Limitations and Exceptions: Pollutant concentrations are sensitive to local conditions, and even monitoring sites in the same city may register different levels. Direct monitoring of PM2.5 is still rare in most parts of the world, and measurement protocols and standards are not the same for all countries. These data should be considered only a general indication of air quality, intended to inform cross-country comparisons of the health risks due to particulate matter pollution. The guideline set by the World Health Organization (WHO) for PM2.5 is that annual mean concentrations should not exceed 10 micrograms per cubic meter, representing the lower range over which adverse health effects have been observed. The WHO has also recommended guideline values for emissions of PM2.5 from burning fuels in households.

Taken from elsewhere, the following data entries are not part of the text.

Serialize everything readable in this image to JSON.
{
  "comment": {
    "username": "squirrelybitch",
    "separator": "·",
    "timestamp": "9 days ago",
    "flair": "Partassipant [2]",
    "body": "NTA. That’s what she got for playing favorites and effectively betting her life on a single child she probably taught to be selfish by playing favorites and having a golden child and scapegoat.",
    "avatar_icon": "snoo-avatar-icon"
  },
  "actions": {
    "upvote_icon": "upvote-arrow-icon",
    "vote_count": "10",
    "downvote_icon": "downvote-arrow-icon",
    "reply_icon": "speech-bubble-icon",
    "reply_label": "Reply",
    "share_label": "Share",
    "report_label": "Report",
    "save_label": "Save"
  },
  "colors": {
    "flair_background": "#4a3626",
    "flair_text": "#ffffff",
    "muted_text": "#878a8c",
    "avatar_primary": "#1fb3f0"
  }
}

Statistical Concept and Methodology: A. van Donkelaar, R.V. Martin, M. Brauer, N.C. Hsu, R.A. Kahn, R.C. Levy, A. Lyapustin, A.M. Sayer, D.M. Winker, "Global Estimates of Fine Particulate Matter using a Combined Geophysical-Statistical Method with Information from Satellites, Models, and Monitors," Environ. Sci. Technol 50, no. 7 (2016): 3762–3772; GBD 2015 Risk Factors Collaborators, "Global, regional, and national comparative risk assessment of 79 behavioural, environmental and occupational, and metabolic risks or clusters of risks, 1990–2015: a systematic analysis for the Global Burden of Disease Study 2015," Lancet 388 (2016): 1659–724; G. Shaddick, M.L. Thomas, A. Jobling, M. Brauer, A. van Donkelaar, R. Burnett, H.H. Chang, A. Cohen, R. Van Dingenen, C. Dora, S. Gumy, Y. Liu, R.V. Martin, L.A. Waller, J. West, J.V. Zidek, A. Prüss-Ustün, "Data Integration Model for Air Quality: A Hierarchical Approach to the Global Estimation of Exposures to Ambient Air Pollution," submitted to Journal of the Royal Statistical Society, 26 September 2016. Data provided by Institute for Health Metrics and Evaluation, University of Washington, Seattle. Data on exposure to ambient air pollution are derived from estimates of annual concentrations of very fine particulates produced by the Global Burden of Disease study, an international scientific effort led by the Institute for Health Metrics and Evaluation at the University of Washington. Estimates of annual concentrations are generated by combining data from atmospheric chemistry transport models, satellite observations of aerosols in the atmosphere, and ground-level monitoring of particulates. Exposure to concentrations of PM2.5 in both urban and rural areas is weighted by population and is aggregated at the national level.

Aggregation method: Weighted average

Periodicity: Annual